§ **Exercise requirements**
All of the records shown below need to be copied with no differences.
Data listing below:
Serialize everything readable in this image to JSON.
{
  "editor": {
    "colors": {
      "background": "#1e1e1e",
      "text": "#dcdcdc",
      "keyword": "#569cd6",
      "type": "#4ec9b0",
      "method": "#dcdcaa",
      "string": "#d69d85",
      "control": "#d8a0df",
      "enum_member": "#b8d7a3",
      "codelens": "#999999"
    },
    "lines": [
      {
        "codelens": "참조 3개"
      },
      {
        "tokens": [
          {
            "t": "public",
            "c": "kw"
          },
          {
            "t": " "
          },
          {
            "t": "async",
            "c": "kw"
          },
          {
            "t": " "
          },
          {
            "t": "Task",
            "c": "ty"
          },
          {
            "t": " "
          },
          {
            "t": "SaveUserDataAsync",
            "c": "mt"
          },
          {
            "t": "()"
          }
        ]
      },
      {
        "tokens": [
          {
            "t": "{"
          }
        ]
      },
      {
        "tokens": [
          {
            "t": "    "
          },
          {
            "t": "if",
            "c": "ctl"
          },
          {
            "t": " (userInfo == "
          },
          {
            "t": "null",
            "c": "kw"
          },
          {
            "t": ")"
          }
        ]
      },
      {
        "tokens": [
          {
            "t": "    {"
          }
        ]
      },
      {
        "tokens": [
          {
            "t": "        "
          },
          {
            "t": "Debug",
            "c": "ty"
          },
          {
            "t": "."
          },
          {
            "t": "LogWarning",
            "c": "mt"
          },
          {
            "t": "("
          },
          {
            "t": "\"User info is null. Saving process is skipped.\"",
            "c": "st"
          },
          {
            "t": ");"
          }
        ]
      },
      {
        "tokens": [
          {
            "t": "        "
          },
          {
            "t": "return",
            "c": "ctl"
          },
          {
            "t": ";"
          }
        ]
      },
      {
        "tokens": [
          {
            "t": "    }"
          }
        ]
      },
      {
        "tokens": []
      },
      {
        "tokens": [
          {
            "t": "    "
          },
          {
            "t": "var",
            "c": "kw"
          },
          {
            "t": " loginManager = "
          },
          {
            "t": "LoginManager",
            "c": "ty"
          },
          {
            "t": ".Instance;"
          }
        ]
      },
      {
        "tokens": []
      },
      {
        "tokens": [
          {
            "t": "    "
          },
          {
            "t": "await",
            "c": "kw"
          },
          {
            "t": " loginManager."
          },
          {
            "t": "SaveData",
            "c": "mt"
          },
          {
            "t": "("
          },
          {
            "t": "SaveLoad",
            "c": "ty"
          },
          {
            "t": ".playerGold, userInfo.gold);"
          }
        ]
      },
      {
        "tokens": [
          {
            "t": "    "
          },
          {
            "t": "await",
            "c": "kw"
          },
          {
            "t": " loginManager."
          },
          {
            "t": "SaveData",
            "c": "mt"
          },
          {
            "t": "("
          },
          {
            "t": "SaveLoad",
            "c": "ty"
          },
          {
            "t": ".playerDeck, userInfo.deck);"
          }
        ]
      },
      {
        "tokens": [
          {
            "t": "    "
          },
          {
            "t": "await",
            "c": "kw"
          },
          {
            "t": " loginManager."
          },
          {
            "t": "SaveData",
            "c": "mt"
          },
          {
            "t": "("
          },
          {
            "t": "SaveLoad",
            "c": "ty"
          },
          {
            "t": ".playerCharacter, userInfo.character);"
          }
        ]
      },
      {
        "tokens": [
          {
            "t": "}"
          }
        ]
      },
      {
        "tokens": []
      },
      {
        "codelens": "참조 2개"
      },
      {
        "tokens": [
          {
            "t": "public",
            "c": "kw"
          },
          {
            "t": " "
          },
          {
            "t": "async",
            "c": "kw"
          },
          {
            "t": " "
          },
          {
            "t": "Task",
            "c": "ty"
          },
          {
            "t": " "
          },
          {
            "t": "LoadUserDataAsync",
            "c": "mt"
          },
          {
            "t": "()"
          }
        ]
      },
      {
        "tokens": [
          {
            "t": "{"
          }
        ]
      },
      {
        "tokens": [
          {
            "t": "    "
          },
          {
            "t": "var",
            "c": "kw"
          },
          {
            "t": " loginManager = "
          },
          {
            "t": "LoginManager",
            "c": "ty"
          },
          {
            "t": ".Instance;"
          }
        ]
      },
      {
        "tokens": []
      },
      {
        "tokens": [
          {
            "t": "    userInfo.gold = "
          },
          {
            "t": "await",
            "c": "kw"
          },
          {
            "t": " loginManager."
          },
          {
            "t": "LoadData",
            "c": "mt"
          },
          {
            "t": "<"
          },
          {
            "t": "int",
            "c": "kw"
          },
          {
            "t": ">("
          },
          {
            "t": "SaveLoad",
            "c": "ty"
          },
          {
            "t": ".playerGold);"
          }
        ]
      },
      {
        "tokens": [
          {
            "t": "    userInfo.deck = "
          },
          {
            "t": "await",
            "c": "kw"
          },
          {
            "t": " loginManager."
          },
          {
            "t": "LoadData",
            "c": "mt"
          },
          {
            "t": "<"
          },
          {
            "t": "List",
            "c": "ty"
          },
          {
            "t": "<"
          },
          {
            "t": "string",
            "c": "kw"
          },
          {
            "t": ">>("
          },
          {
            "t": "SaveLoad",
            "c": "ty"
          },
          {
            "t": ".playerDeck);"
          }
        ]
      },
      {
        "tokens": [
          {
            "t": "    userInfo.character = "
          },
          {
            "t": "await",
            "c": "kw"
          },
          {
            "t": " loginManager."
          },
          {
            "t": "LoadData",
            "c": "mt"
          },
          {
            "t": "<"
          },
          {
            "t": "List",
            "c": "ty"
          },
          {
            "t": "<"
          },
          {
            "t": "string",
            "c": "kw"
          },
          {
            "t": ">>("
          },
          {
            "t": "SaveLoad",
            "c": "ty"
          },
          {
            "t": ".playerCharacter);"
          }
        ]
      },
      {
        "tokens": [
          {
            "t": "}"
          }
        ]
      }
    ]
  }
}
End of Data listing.
§ **Response area**
Serialize everything readable in this image to JSON.
{
  "editor": {
    "colors": {
      "background": "#1e1e1e",
      "text": "#dcdcdc",
      "keyword": "#569cd6",
      "type": "#4ec9b0",
      "method": "#dcdcaa",
      "string": "#d69d85",
      "control": "#d8a0df",
      "enum_member": "#b8d7a3",
      "codelens": "#999999"
    },
    "lines": [
      {
        "codelens": "참조 3개"
      },
      {
        "tokens": [
          {
            "t": "public",
            "c": "kw"
          },
          {
            "t": " "
          },
          {
            "t": "async",
            "c": "kw"
          },
          {
            "t": " "
          },
          {
            "t": "Task",
            "c": "ty"
          },
          {
            "t": " "
          },
          {
            "t": "SaveUserDataAsync",
            "c": "mt"
          },
          {
            "t": "()"
          }
        ]
      },
      {
        "tokens": [
          {
            "t": "{"
          }
        ]
      },
      {
        "tokens": [
          {
            "t": "    "
          },
          {
            "t": "if",
            "c": "ctl"
          },
          {
            "t": " (userInfo == "
          },
          {
            "t": "null",
            "c": "kw"
          },
          {
            "t": ")"
          }
        ]
      },
      {
        "tokens": [
          {
            "t": "    {"
          }
        ]
      },
      {
        "tokens": [
          {
            "t": "        "
          },
          {
            "t": "Debug",
            "c": "ty"
          },
          {
            "t": "."
          },
          {
            "t": "LogWarning",
            "c": "mt"
          },
          {
            "t": "("
          },
          {
            "t": "\"User info is null. Saving process is skipped.\"",
            "c": "st"
          },
          {
            "t": ");"
          }
        ]
      },
      {
        "tokens": [
          {
            "t": "        "
          },
          {
            "t": "return",
            "c": "ctl"
          },
          {
            "t": ";"
          }
        ]
      },
      {
        "tokens": [
          {
            "t": "    }"
          }
        ]
      },
      {
        "tokens": []
      },
      {
        "tokens": [
          {
            "t": "    "
          },
          {
            "t": "var",
            "c": "kw"
          },
          {
            "t": " loginManager = "
          },
          {
            "t": "LoginManager",
            "c": "ty"
          },
          {
            "t": ".Instance;"
          }
        ]
      },
      {
        "tokens": []
      },
      {
        "tokens": [
          {
            "t": "    "
          },
          {
            "t": "await",
            "c": "kw"
          },
          {
            "t": " loginManager."
          },
          {
            "t": "SaveData",
            "c": "mt"
          },
          {
            "t": "("
          },
          {
            "t": "SaveLoad",
            "c": "ty"
          },
          {
            "t": ".playerGold, userInfo.gold);"
          }
        ]
      },
      {
        "tokens": [
          {
            "t": "    "
          },
          {
            "t": "await",
            "c": "kw"
          },
          {
            "t": " loginManager."
          },
          {
            "t": "SaveData",
            "c": "mt"
          },
          {
            "t": "("
          },
          {
            "t": "SaveLoad",
            "c": "ty"
          },
          {
            "t": ".playerDeck, userInfo.deck);"
          }
        ]
      },
      {
        "tokens": [
          {
            "t": "    "
          },
          {
            "t": "await",
            "c": "kw"
          },
          {
            "t": " loginManager."
          },
          {
            "t": "SaveData",
            "c": "mt"
          },
          {
            "t": "("
          },
          {
            "t": "SaveLoad",
            "c": "ty"
          },
          {
            "t": ".playerCharacter, userInfo.character);"
          }
        ]
      },
      {
        "tokens": [
          {
            "t": "}"
          }
        ]
      },
      {
        "tokens": []
      },
      {
        "codelens": "참조 2개"
      },
      {
        "tokens": [
          {
            "t": "public",
            "c": "kw"
          },
          {
            "t": " "
          },
          {
            "t": "async",
            "c": "kw"
          },
          {
            "t": " "
          },
          {
            "t": "Task",
            "c": "ty"
          },
          {
            "t": " "
          },
          {
            "t": "LoadUserDataAsync",
            "c": "mt"
          },
          {
            "t": "()"
          }
        ]
      },
      {
        "tokens": [
          {
            "t": "{"
          }
        ]
      },
      {
        "tokens": [
          {
            "t": "    "
          },
          {
            "t": "var",
            "c": "kw"
          },
          {
            "t": " loginManager = "
          },
          {
            "t": "LoginManager",
            "c": "ty"
          },
          {
            "t": ".Instance;"
          }
        ]
      },
      {
        "tokens": []
      },
      {
        "tokens": [
          {
            "t": "    userInfo.gold = "
          },
          {
            "t": "await",
            "c": "kw"
          },
          {
            "t": " loginManager."
          },
          {
            "t": "LoadData",
            "c": "mt"
          },
          {
            "t": "<"
          },
          {
            "t": "int",
            "c": "kw"
          },
          {
            "t": ">("
          },
          {
            "t": "SaveLoad",
            "c": "ty"
          },
          {
            "t": ".playerGold);"
          }
        ]
      },
      {
        "tokens": [
          {
            "t": "    userInfo.deck = "
          },
          {
            "t": "await",
            "c": "kw"
          },
          {
            "t": " loginManager."
          },
          {
            "t": "LoadData",
            "c": "mt"
          },
          {
            "t": "<"
          },
          {
            "t": "List",
            "c": "ty"
          },
          {
            "t": "<"
          },
          {
            "t": "string",
            "c": "kw"
          },
          {
            "t": ">>("
          },
          {
            "t": "SaveLoad",
            "c": "ty"
          },
          {
            "t": ".playerDeck);"
          }
        ]
      },
      {
        "tokens": [
          {
            "t": "    userInfo.character = "
          },
          {
            "t": "await",
            "c": "kw"
          },
          {
            "t": " loginManager."
          },
          {
            "t": "LoadData",
            "c": "mt"
          },
          {
            "t": "<"
          },
          {
            "t": "List",
            "c": "ty"
          },
          {
            "t": "<"
          },
          {
            "t": "string",
            "c": "kw"
          },
          {
            "t": ">>("
          },
          {
            "t": "SaveLoad",
            "c": "ty"
          },
          {
            "t": ".playerCharacter);"
          }
        ]
      },
      {
        "tokens": [
          {
            "t": "}"
          }
        ]
      }
    ]
  }
}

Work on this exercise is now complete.